Drivers who see an injured or scared animal on the side of the road may feel sorry for it and be inclined to stop and render aid.
But that’s a bad idea, the Minnesota State Patrol said. On Thursday, the patrol released a video on social media showing just how hazardous that can be.
On top of that, it’s against the law.
“You can be cited for that,” said Scott Wasserman, a spokesman for the Department of Public Safety.
Motorists can also be ticketed for stopping or parking on a freeway shoulder or exit ramp when it’s not an emergency, said Lt. Gordon Shank.
So the driver who decided to cross to rescue an injured or frightened goose near the center concrete median on Interstate 394 broke the law twice. In this case, he was not cited for either offense, but endangered several passersby in the process.
“This was hard to watch,” Shank said in an interview. “We don’t know what his action plan was. It caused a lot of chaos for nothing.”
The Minnesota Department of Transportation video from Aug. 2 shows the man attempting to stop traffic on eastbound I-394 at Carlson Parkway in Minnetonka. As he makes his way across, drivers slam on their brakes and nearly hit the man and each other.
“Animals are cute and we understand the desire to want to help them off the highway or interstate,” the patrol said in its Facebook post. “But this video is a perfect example of why doing that is a bad idea.”
Harland Hiemstra, a spokesman for the Minnesota Department of Natural Resources, agreed and urged motorists to use common sense and not put themselves or others in danger.
“Wow, that was definitely not a smart move on that person’s part,” Hiemstra wrote in an e-mail after watching the video. “While his intentions may have been noble, his actions put many people (and the goose!) at risk.”
Diana Regenscheid, a DNR wildlife manager in Shakopee, said motorists should not approach animals on the side of the road. Animals are wild will try to get away if you approach, she said.
“There is a real possibility you could chase the animal into traffic.” she said. If that happens, “motorists may try to stop or swerve,” causing even more havoc.
Injured wildlife have a fight or flight instinct and pose a threat to an untrained rescuer. The animal may lash out and bite, peck or scratch, and that can also lead to injuries.
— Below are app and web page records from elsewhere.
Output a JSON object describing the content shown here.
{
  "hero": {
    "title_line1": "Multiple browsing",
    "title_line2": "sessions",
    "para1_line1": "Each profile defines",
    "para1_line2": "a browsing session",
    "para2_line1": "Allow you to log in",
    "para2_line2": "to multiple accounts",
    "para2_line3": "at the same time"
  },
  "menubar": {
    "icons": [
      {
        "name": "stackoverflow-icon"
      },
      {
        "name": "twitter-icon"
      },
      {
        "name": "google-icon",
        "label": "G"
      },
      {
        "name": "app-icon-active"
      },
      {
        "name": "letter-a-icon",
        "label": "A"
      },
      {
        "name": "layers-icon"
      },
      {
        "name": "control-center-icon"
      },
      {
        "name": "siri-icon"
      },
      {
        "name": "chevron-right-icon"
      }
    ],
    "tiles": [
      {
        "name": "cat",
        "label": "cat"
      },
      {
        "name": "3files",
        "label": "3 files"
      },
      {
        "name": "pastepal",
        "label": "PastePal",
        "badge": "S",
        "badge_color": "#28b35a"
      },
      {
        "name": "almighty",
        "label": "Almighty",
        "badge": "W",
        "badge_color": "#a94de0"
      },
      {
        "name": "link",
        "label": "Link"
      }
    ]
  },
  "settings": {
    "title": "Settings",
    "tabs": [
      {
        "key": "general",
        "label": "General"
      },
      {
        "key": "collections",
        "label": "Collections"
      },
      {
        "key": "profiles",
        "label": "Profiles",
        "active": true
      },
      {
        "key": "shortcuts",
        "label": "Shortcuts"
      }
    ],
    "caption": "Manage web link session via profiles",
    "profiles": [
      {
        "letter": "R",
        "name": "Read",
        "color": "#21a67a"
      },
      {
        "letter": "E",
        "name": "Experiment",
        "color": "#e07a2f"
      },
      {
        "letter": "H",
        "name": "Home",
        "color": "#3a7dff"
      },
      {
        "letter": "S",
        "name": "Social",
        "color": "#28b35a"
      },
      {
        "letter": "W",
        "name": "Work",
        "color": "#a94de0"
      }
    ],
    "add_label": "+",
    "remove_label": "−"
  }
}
“It’s nice to be empathic to wildlife, but the best thing to do is call law enforcement,” Regenscheid said.
In this case, all ended well with no reports of any injuries to the man or the goose, Wasserman said.